[Opening Data in this exercise section]

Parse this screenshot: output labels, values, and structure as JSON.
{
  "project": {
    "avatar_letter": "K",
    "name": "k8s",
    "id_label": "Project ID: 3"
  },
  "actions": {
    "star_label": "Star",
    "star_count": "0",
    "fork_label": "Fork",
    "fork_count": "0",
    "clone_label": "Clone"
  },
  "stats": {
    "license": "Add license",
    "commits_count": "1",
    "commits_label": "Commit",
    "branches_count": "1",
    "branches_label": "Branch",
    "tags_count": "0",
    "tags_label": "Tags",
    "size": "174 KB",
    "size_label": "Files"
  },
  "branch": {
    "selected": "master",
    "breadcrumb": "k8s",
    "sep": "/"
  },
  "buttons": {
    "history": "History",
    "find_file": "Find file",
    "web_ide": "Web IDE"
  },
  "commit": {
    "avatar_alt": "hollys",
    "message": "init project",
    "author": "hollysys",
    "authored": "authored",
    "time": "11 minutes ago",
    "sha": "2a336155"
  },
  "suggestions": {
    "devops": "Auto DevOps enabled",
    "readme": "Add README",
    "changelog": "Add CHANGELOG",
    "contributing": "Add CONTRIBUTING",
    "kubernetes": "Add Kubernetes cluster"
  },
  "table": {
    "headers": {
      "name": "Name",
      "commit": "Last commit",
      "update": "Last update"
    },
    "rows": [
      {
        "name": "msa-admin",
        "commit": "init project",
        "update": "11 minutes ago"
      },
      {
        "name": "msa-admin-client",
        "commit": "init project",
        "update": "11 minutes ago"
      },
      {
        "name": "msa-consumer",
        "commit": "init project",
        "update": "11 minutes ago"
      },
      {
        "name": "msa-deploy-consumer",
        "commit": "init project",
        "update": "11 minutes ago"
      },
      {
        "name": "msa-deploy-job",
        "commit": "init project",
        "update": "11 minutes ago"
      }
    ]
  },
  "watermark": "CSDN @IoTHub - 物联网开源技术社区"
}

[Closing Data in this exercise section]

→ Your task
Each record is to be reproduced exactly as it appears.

→ Solved exercise
Parse this screenshot: output labels, values, and structure as JSON.
{
  "project": {
    "avatar_letter": "K",
    "name": "k8s",
    "id_label": "Project ID: 3"
  },
  "actions": {
    "star_label": "Star",
    "star_count": "0",
    "fork_label": "Fork",
    "fork_count": "0",
    "clone_label": "Clone"
  },
  "stats": {
    "license": "Add license",
    "commits_count": "1",
    "commits_label": "Commit",
    "branches_count": "1",
    "branches_label": "Branch",
    "tags_count": "0",
    "tags_label": "Tags",
    "size": "174 KB",
    "size_label": "Files"
  },
  "branch": {
    "selected": "master",
    "breadcrumb": "k8s",
    "sep": "/"
  },
  "buttons": {
    "history": "History",
    "find_file": "Find file",
    "web_ide": "Web IDE"
  },
  "commit": {
    "avatar_alt": "hollys",
    "message": "init project",
    "author": "hollysys",
    "authored": "authored",
    "time": "11 minutes ago",
    "sha": "2a336155"
  },
  "suggestions": {
    "devops": "Auto DevOps enabled",
    "readme": "Add README",
    "changelog": "Add CHANGELOG",
    "contributing": "Add CONTRIBUTING",
    "kubernetes": "Add Kubernetes cluster"
  },
  "table": {
    "headers": {
      "name": "Name",
      "commit": "Last commit",
      "update": "Last update"
    },
    "rows": [
      {
        "name": "msa-admin",
        "commit": "init project",
        "update": "11 minutes ago"
      },
      {
        "name": "msa-admin-client",
        "commit": "init project",
        "update": "11 minutes ago"
      },
      {
        "name": "msa-consumer",
        "commit": "init project",
        "update": "11 minutes ago"
      },
      {
        "name": "msa-deploy-consumer",
        "commit": "init project",
        "update": "11 minutes ago"
      },
      {
        "name": "msa-deploy-job",
        "commit": "init project",
        "update": "11 minutes ago"
      }
    ]
  },
  "watermark": "CSDN @IoTHub - 物联网开源技术社区"
}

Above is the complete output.